Problem to work on:
Record by record, give the entire listing again exactly.

Provided records:
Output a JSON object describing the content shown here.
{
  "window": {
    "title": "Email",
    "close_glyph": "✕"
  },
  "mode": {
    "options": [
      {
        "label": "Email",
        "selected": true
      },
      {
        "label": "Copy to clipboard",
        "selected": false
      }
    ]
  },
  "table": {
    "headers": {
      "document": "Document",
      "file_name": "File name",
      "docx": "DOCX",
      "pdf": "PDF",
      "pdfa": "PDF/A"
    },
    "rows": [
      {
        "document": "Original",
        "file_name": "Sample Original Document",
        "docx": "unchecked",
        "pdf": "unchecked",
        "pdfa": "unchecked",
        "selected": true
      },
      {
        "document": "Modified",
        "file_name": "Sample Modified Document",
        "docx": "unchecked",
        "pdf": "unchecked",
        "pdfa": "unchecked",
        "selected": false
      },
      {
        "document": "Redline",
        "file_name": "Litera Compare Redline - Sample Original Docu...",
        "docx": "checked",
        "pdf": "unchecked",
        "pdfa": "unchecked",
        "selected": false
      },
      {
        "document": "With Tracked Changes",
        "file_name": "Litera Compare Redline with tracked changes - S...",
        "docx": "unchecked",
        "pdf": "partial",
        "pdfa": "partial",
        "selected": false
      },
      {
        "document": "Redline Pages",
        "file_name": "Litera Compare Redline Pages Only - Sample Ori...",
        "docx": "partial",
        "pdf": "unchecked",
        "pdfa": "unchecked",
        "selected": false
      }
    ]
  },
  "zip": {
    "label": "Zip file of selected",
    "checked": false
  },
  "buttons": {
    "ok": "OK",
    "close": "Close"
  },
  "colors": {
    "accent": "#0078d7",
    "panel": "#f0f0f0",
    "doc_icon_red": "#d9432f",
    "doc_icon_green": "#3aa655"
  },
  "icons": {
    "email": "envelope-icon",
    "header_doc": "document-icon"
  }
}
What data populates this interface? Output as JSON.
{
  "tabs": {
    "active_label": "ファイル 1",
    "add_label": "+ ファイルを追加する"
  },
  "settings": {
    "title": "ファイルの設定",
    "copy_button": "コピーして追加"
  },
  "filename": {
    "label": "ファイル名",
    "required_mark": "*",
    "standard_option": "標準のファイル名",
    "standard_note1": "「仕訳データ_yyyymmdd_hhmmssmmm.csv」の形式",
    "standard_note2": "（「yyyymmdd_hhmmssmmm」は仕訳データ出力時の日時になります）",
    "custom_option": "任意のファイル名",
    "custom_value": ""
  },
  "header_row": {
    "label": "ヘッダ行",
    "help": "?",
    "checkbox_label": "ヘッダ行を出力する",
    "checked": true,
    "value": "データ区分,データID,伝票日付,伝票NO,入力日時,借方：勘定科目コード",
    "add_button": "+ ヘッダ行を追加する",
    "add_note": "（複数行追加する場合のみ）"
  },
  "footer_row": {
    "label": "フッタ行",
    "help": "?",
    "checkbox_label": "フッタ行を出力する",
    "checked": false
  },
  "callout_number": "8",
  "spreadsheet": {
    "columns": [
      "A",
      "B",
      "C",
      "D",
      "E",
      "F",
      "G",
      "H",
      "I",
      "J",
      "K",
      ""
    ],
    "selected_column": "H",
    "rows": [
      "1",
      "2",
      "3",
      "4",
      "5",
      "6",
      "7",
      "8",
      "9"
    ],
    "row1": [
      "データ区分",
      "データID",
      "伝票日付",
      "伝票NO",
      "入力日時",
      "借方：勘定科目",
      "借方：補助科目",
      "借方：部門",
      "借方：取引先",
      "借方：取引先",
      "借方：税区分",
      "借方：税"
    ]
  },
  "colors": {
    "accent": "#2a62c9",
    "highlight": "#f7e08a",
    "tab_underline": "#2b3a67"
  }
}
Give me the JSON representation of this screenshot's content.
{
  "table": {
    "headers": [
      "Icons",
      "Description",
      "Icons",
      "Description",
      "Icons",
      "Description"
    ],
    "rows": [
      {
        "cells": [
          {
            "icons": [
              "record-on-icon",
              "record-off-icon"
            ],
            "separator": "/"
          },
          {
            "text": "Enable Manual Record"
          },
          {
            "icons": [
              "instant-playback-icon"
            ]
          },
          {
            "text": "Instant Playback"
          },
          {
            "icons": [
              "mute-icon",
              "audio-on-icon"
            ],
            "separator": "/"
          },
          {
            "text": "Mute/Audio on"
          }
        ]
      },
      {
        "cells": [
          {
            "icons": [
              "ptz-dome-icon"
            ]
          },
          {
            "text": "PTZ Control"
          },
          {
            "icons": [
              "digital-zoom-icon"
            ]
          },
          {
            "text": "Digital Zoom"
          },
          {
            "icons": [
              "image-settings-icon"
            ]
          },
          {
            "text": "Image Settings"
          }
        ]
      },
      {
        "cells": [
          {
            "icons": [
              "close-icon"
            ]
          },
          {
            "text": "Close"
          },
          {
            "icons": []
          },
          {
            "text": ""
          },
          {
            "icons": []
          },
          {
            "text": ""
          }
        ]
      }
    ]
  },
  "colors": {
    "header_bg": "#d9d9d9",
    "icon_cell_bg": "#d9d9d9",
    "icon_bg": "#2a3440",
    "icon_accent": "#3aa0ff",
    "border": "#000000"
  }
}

Output for this task:
Output a JSON object describing the content shown here.
{
  "window": {
    "title": "Email",
    "close_glyph": "✕"
  },
  "mode": {
    "options": [
      {
        "label": "Email",
        "selected": true
      },
      {
        "label": "Copy to clipboard",
        "selected": false
      }
    ]
  },
  "table": {
    "headers": {
      "document": "Document",
      "file_name": "File name",
      "docx": "DOCX",
      "pdf": "PDF",
      "pdfa": "PDF/A"
    },
    "rows": [
      {
        "document": "Original",
        "file_name": "Sample Original Document",
        "docx": "unchecked",
        "pdf": "unchecked",
        "pdfa": "unchecked",
        "selected": true
      },
      {
        "document": "Modified",
        "file_name": "Sample Modified Document",
        "docx": "unchecked",
        "pdf": "unchecked",
        "pdfa": "unchecked",
        "selected": false
      },
      {
        "document": "Redline",
        "file_name": "Litera Compare Redline - Sample Original Docu...",
        "docx": "checked",
        "pdf": "unchecked",
        "pdfa": "unchecked",
        "selected": false
      },
      {
        "document": "With Tracked Changes",
        "file_name": "Litera Compare Redline with tracked changes - S...",
        "docx": "unchecked",
        "pdf": "partial",
        "pdfa": "partial",
        "selected": false
      },
      {
        "document": "Redline Pages",
        "file_name": "Litera Compare Redline Pages Only - Sample Ori...",
        "docx": "partial",
        "pdf": "unchecked",
        "pdfa": "unchecked",
        "selected": false
      }
    ]
  },
  "zip": {
    "label": "Zip file of selected",
    "checked": false
  },
  "buttons": {
    "ok": "OK",
    "close": "Close"
  },
  "colors": {
    "accent": "#0078d7",
    "panel": "#f0f0f0",
    "doc_icon_red": "#d9432f",
    "doc_icon_green": "#3aa655"
  },
  "icons": {
    "email": "envelope-icon",
    "header_doc": "document-icon"
  }
}
What data populates this interface? Output as JSON.
{
  "tabs": {
    "active_label": "ファイル 1",
    "add_label": "+ ファイルを追加する"
  },
  "settings": {
    "title": "ファイルの設定",
    "copy_button": "コピーして追加"
  },
  "filename": {
    "label": "ファイル名",
    "required_mark": "*",
    "standard_option": "標準のファイル名",
    "standard_note1": "「仕訳データ_yyyymmdd_hhmmssmmm.csv」の形式",
    "standard_note2": "（「yyyymmdd_hhmmssmmm」は仕訳データ出力時の日時になります）",
    "custom_option": "任意のファイル名",
    "custom_value": ""
  },
  "header_row": {
    "label": "ヘッダ行",
    "help": "?",
    "checkbox_label": "ヘッダ行を出力する",
    "checked": true,
    "value": "データ区分,データID,伝票日付,伝票NO,入力日時,借方：勘定科目コード",
    "add_button": "+ ヘッダ行を追加する",
    "add_note": "（複数行追加する場合のみ）"
  },
  "footer_row": {
    "label": "フッタ行",
    "help": "?",
    "checkbox_label": "フッタ行を出力する",
    "checked": false
  },
  "callout_number": "8",
  "spreadsheet": {
    "columns": [
      "A",
      "B",
      "C",
      "D",
      "E",
      "F",
      "G",
      "H",
      "I",
      "J",
      "K",
      ""
    ],
    "selected_column": "H",
    "rows": [
      "1",
      "2",
      "3",
      "4",
      "5",
      "6",
      "7",
      "8",
      "9"
    ],
    "row1": [
      "データ区分",
      "データID",
      "伝票日付",
      "伝票NO",
      "入力日時",
      "借方：勘定科目",
      "借方：補助科目",
      "借方：部門",
      "借方：取引先",
      "借方：取引先",
      "借方：税区分",
      "借方：税"
    ]
  },
  "colors": {
    "accent": "#2a62c9",
    "highlight": "#f7e08a",
    "tab_underline": "#2b3a67"
  }
}
Give me the JSON representation of this screenshot's content.
{
  "table": {
    "headers": [
      "Icons",
      "Description",
      "Icons",
      "Description",
      "Icons",
      "Description"
    ],
    "rows": [
      {
        "cells": [
          {
            "icons": [
              "record-on-icon",
              "record-off-icon"
            ],
            "separator": "/"
          },
          {
            "text": "Enable Manual Record"
          },
          {
            "icons": [
              "instant-playback-icon"
            ]
          },
          {
            "text": "Instant Playback"
          },
          {
            "icons": [
              "mute-icon",
              "audio-on-icon"
            ],
            "separator": "/"
          },
          {
            "text": "Mute/Audio on"
          }
        ]
      },
      {
        "cells": [
          {
            "icons": [
              "ptz-dome-icon"
            ]
          },
          {
            "text": "PTZ Control"
          },
          {
            "icons": [
              "digital-zoom-icon"
            ]
          },
          {
            "text": "Digital Zoom"
          },
          {
            "icons": [
              "image-settings-icon"
            ]
          },
          {
            "text": "Image Settings"
          }
        ]
      },
      {
        "cells": [
          {
            "icons": [
              "close-icon"
            ]
          },
          {
            "text": "Close"
          },
          {
            "icons": []
          },
          {
            "text": ""
          },
          {
            "icons": []
          },
          {
            "text": ""
          }
        ]
      }
    ]
  },
  "colors": {
    "header_bg": "#d9d9d9",
    "icon_cell_bg": "#d9d9d9",
    "icon_bg": "#2a3440",
    "icon_accent": "#3aa0ff",
    "border": "#000000"
  }
}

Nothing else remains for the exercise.